Maksad, a birthday present from the President of Turkmenistan, faces an X-ray and a possible operation this week on what a vet has diagnosed as a 'mal-errupted incisor'. This trouble, minor in itself, adds another embarrassing twist to the story of a beast that has mocked the Prime Minister from a distance with inconvenience and inappropriateness, not to mention inspiring wordplays about stalking horses.

The four-year-old stallion, a rare Akhal-Teke, was given to Mr Major in March last year by President Saparmurat Niyazov, presumably on the assumption that a national leader appreciates a fine horse and knows what to do with it. Iran's president, Ali Akbar Hashemi Rafsanjani, proved the point in October: when given a similar horse, he immediately leapt on to its back in delight.

Mr Major, however, has nothing other than tenuous circus antecedents to link his first 50 years with horseflesh, and took several months even to get round to arranging collection of the animal. Although Maksad finally arrived in Britain in mid- January, Mr Major has yet to meet him, but according to Downing Street sources the Prime Minister is taking an interest in his progress, with a view to a photo-opportunity at some stage in the future.

The care of Maksad has been entrusted to the Household Cavalry, which has billeted him with the Ministry of Defence Animal Centre in Melton Mowbray, Leicestershire, where the Princess Royal has visited him.

The Prime Minister's office insists Meksad will serve a 'useful working life' with the Household Cavalry, but exactly how useful remains unclear.

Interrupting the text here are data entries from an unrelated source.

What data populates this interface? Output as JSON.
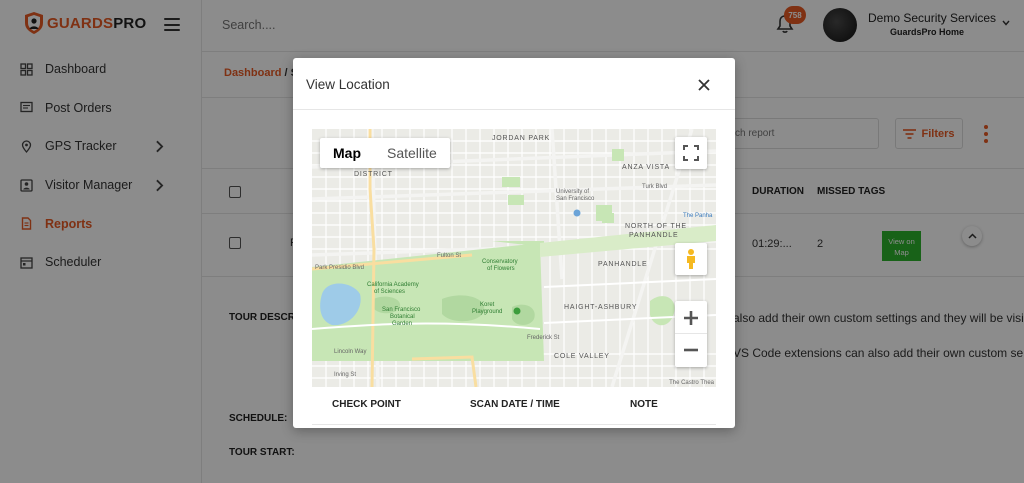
{
  "brand": {
    "logo_part1": "GUARDS",
    "logo_part2": "PRO"
  },
  "sidebar": {
    "items": [
      {
        "label": "Dashboard",
        "icon": "dashboard-icon",
        "active": false,
        "chevron": false
      },
      {
        "label": "Post Orders",
        "icon": "post-orders-icon",
        "active": false,
        "chevron": false
      },
      {
        "label": "GPS Tracker",
        "icon": "location-pin-icon",
        "active": false,
        "chevron": true
      },
      {
        "label": "Visitor Manager",
        "icon": "visitor-icon",
        "active": false,
        "chevron": true
      },
      {
        "label": "Reports",
        "icon": "reports-icon",
        "active": true,
        "chevron": false
      },
      {
        "label": "Scheduler",
        "icon": "calendar-icon",
        "active": false,
        "chevron": false
      }
    ]
  },
  "topbar": {
    "search_placeholder": "Search....",
    "notification_count": "758",
    "user_name": "Demo Security Services",
    "user_sub": "GuardsPro Home"
  },
  "breadcrumb": {
    "part1": "Dashboard",
    "separator": " / ",
    "part2": "S"
  },
  "toolbar": {
    "search_report_placeholder": "ch report",
    "filters_label": "Filters"
  },
  "table": {
    "headers": {
      "duration": "DURATION",
      "missed_tags": "MISSED TAGS"
    },
    "row": {
      "col_fragment": "F",
      "duration": "01:29:...",
      "missed_tags": "2",
      "action_label": "View on Map"
    }
  },
  "details": {
    "tour_description_label": "TOUR DESCRI",
    "desc_line1": "also add their own custom settings and they will be visi",
    "desc_line2": "VS Code extensions can also add their own custom se",
    "schedule_label": "SCHEDULE:",
    "tour_start_label": "TOUR START:"
  },
  "modal": {
    "title": "View Location",
    "map": {
      "tab_map": "Map",
      "tab_satellite": "Satellite",
      "labels": {
        "jordan_park": "JORDAN PARK",
        "anza_vista": "ANZA VISTA",
        "north_panhandle_1": "NORTH OF THE",
        "north_panhandle_2": "PANHANDLE",
        "panhandle": "PANHANDLE",
        "haight_ashbury": "HAIGHT-ASHBURY",
        "cole_valley": "COLE VALLEY",
        "district": "DISTRICT",
        "univ_1": "University of",
        "univ_2": "San Francisco",
        "the_panhandle": "The Panha",
        "conservatory_1": "Conservatory",
        "conservatory_2": "of Flowers",
        "academy_1": "California Academy",
        "academy_2": "of Sciences",
        "garden_1": "San Francisco",
        "garden_2": "Botanical",
        "garden_3": "Garden",
        "koret_1": "Koret",
        "koret_2": "Playground",
        "park_presidio": "Park Presidio Blvd",
        "fulton": "Fulton St",
        "turk": "Turk Blvd",
        "lincoln": "Lincoln Way",
        "irving": "Irving St",
        "frederick": "Frederick St",
        "castro": "The Castro Thea"
      }
    },
    "columns": {
      "check_point": "CHECK POINT",
      "scan_date_time": "SCAN DATE / TIME",
      "note": "NOTE"
    }
  },
  "colors": {
    "brand": "#e85a24",
    "view_button": "#2db32d",
    "park": "#c7e6b5",
    "water": "#9ecbe8"
  }
}
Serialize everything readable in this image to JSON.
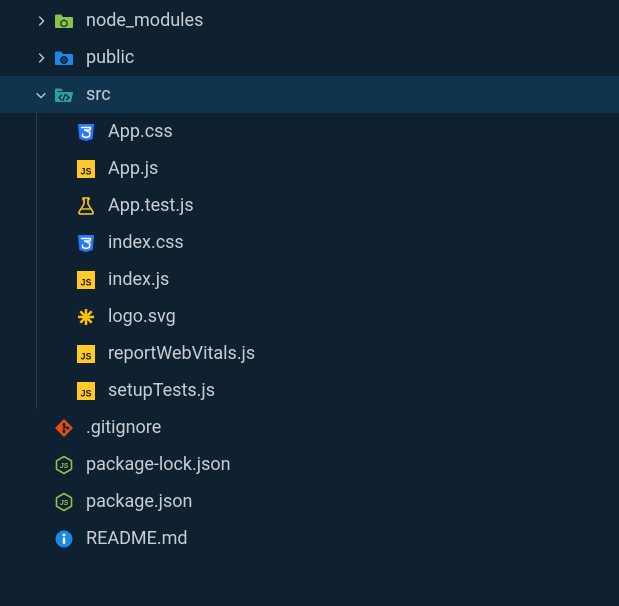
{
  "tree": [
    {
      "name": "node_modules",
      "icon": "folder-node",
      "depth": 0,
      "expanded": false,
      "hasChildren": true,
      "selected": false
    },
    {
      "name": "public",
      "icon": "folder-public",
      "depth": 0,
      "expanded": false,
      "hasChildren": true,
      "selected": false
    },
    {
      "name": "src",
      "icon": "folder-src-open",
      "depth": 0,
      "expanded": true,
      "hasChildren": true,
      "selected": true
    },
    {
      "name": "App.css",
      "icon": "css",
      "depth": 1,
      "hasChildren": false,
      "selected": false
    },
    {
      "name": "App.js",
      "icon": "js",
      "depth": 1,
      "hasChildren": false,
      "selected": false
    },
    {
      "name": "App.test.js",
      "icon": "test",
      "depth": 1,
      "hasChildren": false,
      "selected": false
    },
    {
      "name": "index.css",
      "icon": "css",
      "depth": 1,
      "hasChildren": false,
      "selected": false
    },
    {
      "name": "index.js",
      "icon": "js",
      "depth": 1,
      "hasChildren": false,
      "selected": false
    },
    {
      "name": "logo.svg",
      "icon": "svg",
      "depth": 1,
      "hasChildren": false,
      "selected": false
    },
    {
      "name": "reportWebVitals.js",
      "icon": "js",
      "depth": 1,
      "hasChildren": false,
      "selected": false
    },
    {
      "name": "setupTests.js",
      "icon": "js",
      "depth": 1,
      "hasChildren": false,
      "selected": false
    },
    {
      "name": ".gitignore",
      "icon": "git",
      "depth": 0,
      "hasChildren": false,
      "selected": false
    },
    {
      "name": "package-lock.json",
      "icon": "nodejs",
      "depth": 0,
      "hasChildren": false,
      "selected": false
    },
    {
      "name": "package.json",
      "icon": "nodejs",
      "depth": 0,
      "hasChildren": false,
      "selected": false
    },
    {
      "name": "README.md",
      "icon": "info",
      "depth": 0,
      "hasChildren": false,
      "selected": false
    }
  ],
  "icons": {
    "chevron-right": "<svg viewBox='0 0 16 16'><polyline points='6,3 11,8 6,13'/></svg>",
    "chevron-down": "<svg viewBox='0 0 16 16'><polyline points='3,6 8,11 13,6'/></svg>",
    "folder-node": "<svg viewBox='0 0 20 20'><path d='M1 5 L1 16 Q1 17 2 17 L18 17 Q19 17 19 16 L19 7 Q19 6 18 6 L9 6 L7.5 4 Q7 3.5 6.5 3.5 L2 3.5 Q1 3.5 1 5 Z' fill='#8bc34a'/><path d='M10 9 L13 10.7 L13 14 L10 15.7 L7 14 L7 10.7 Z' fill='none' stroke='#0f2031' stroke-width='1.1'/></svg>",
    "folder-public": "<svg viewBox='0 0 20 20'><path d='M1 5 L1 16 Q1 17 2 17 L18 17 Q19 17 19 16 L19 7 Q19 6 18 6 L9 6 L7.5 4 Q7 3.5 6.5 3.5 L2 3.5 Q1 3.5 1 5 Z' fill='#1e88e5'/><circle cx='10' cy='12' r='3.4' fill='none' stroke='#0f2031' stroke-width='1.1'/><path d='M6.6 12 L13.4 12 M10 8.6 L10 15.4 M10 8.6 Q12.2 10 12.2 12 Q12.2 14 10 15.4 M10 8.6 Q7.8 10 7.8 12 Q7.8 14 10 15.4' fill='none' stroke='#0f2031' stroke-width='0.9'/></svg>",
    "folder-src-open": "<svg viewBox='0 0 20 20'><path d='M1 5 L1 16 Q1 17 2 17 L17 17 L19 8 Q19.2 7 18 7 L4 7 L3 6 L9 6 L7.5 4 Q7 3.5 6.5 3.5 L2 3.5 Q1 3.5 1 5 Z' fill='#26a69a'/><path d='M7.5 10 L5 12.5 L7.5 15 M12.5 10 L15 12.5 L12.5 15 M11 9.5 L9 15.5' fill='none' stroke='#0f2031' stroke-width='1.3' stroke-linecap='round'/></svg>",
    "css": "<svg viewBox='0 0 20 20'><path d='M2 2 L18 2 L16.6 17 L10 19 L3.4 17 Z' fill='#2979ff'/><path d='M5.5 5.5 L14.5 5.5 L14 8 L8.5 8 L14 10.5 L13.3 14.5 L10 15.5 L6.7 14.5 L6.5 12.3' fill='none' stroke='#fff' stroke-width='1.5' stroke-linejoin='round' stroke-linecap='round'/></svg>",
    "js": "<svg viewBox='0 0 20 20'><rect x='1' y='1' width='18' height='18' fill='#ffca28'/><text x='10' y='15.5' font-family='Arial' font-size='9' font-weight='bold' fill='#1d1d1d' text-anchor='middle'>JS</text></svg>",
    "test": "<svg viewBox='0 0 20 20'><path d='M7 2 L13 2 L13 3.5 L12 3.5 L12 8 L17 16 Q17.6 17.6 16 18 L4 18 Q2.4 17.6 3 16 L8 8 L8 3.5 L7 3.5 Z' fill='none' stroke='#ffca28' stroke-width='1.6' stroke-linejoin='round'/><path d='M6 13 L14 13' stroke='#ffca28' stroke-width='1.4'/></svg>",
    "svg": "<svg viewBox='0 0 20 20'><g transform='translate(10,10)'><line x1='0' y1='-8' x2='0' y2='8' stroke='#ffc107' stroke-width='2.5'/><line x1='-8' y1='0' x2='8' y2='0' stroke='#ffc107' stroke-width='2.5'/><line x1='-5.7' y1='-5.7' x2='5.7' y2='5.7' stroke='#ffc107' stroke-width='2.5'/><line x1='-5.7' y1='5.7' x2='5.7' y2='-5.7' stroke='#ffc107' stroke-width='2.5'/><circle r='2' fill='#ffc107'/></g></svg>",
    "git": "<svg viewBox='0 0 20 20'><path d='M10 1 L19 10 L10 19 L1 10 Z' fill='#e64a19'/><circle cx='10' cy='6.5' r='1.5' fill='#0f2031'/><circle cx='10' cy='13.5' r='1.5' fill='#0f2031'/><circle cx='13.8' cy='10' r='1.5' fill='#0f2031'/><path d='M10 8 L10 12 M10 8 L13 10' stroke='#0f2031' stroke-width='1.4'/></svg>",
    "nodejs": "<svg viewBox='0 0 20 20'><path d='M10 1.5 L17.5 5.8 L17.5 14.2 L10 18.5 L2.5 14.2 L2.5 5.8 Z' fill='none' stroke='#8bc34a' stroke-width='1.6' stroke-linejoin='round'/><text x='10' y='13' font-family='Arial' font-size='7' font-weight='bold' fill='#8bc34a' text-anchor='middle' font-style='italic'>JS</text></svg>",
    "info": "<svg viewBox='0 0 20 20'><circle cx='10' cy='10' r='8.5' fill='#1e88e5'/><circle cx='10' cy='6' r='1.4' fill='#fff'/><rect x='8.8' y='8.5' width='2.4' height='6.5' rx='1' fill='#fff'/></svg>"
  }
}
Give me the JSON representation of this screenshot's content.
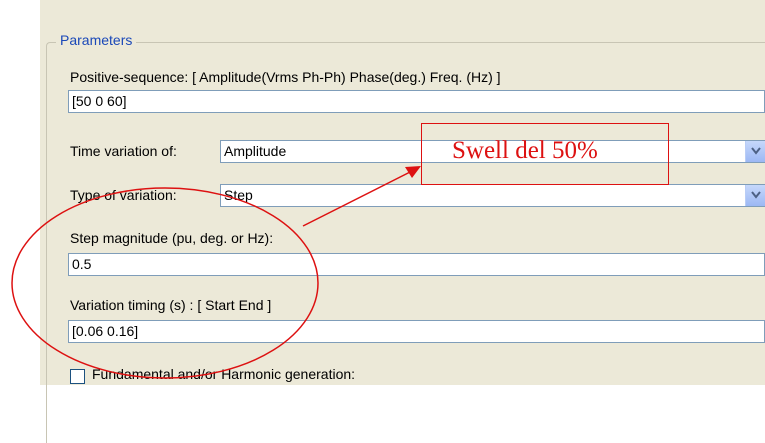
{
  "group": {
    "legend": "Parameters"
  },
  "positive_sequence": {
    "label": "Positive-sequence: [ Amplitude(Vrms Ph-Ph)  Phase(deg.)   Freq. (Hz) ]",
    "value": "[50 0 60]"
  },
  "time_variation": {
    "label": "Time variation of:",
    "selected": "Amplitude"
  },
  "type_variation": {
    "label": "Type of variation:",
    "selected": "Step"
  },
  "step_magnitude": {
    "label": "Step magnitude (pu, deg. or Hz):",
    "value": "0.5"
  },
  "variation_timing": {
    "label": "Variation timing (s) : [ Start   End ]",
    "value": "[0.06 0.16]"
  },
  "harmonic": {
    "label": "Fundamental and/or Harmonic generation:",
    "checked": false
  },
  "annotation": {
    "text": "Swell del 50%",
    "color": "#dd1111"
  }
}
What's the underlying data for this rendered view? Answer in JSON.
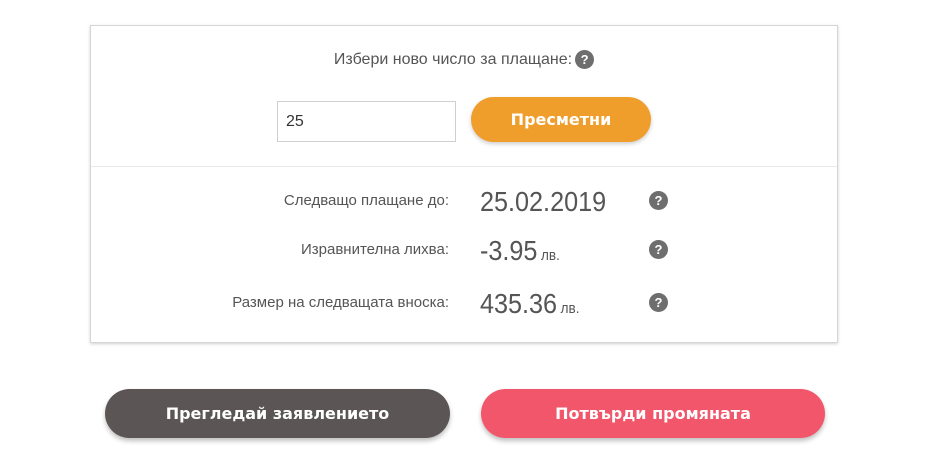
{
  "form": {
    "prompt": "Избери ново число за плащане:",
    "help_glyph": "?",
    "input_value": "25",
    "calculate_label": "Пресметни"
  },
  "summary": {
    "rows": [
      {
        "label": "Следващо плащане до:",
        "value": "25.02.2019",
        "unit": ""
      },
      {
        "label": "Изравнителна лихва:",
        "value": "-3.95",
        "unit": "лв."
      },
      {
        "label": "Размер на следващата вноска:",
        "value": "435.36",
        "unit": "лв."
      }
    ]
  },
  "actions": {
    "review_label": "Прегледай заявлението",
    "confirm_label": "Потвърди промяната"
  },
  "colors": {
    "calculate": "#ef9e2c",
    "review": "#5b5655",
    "confirm": "#f2566a",
    "help": "#6e6e6e"
  }
}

The principal virtue of Akhal-Tekes is their ability to cover thousands of miles quickly on very little food and water: not strictly relevant to ceremonial duties in London. Col Paul Jepson, Commandant at Melton Mowbray, said it was not for him to speculate on Maksad's future role, but confessed: 'You would be right in thinking he doesn't have any military potential as such. He's the wrong colour, he's the wrong size, he's the wrong sort of horse.'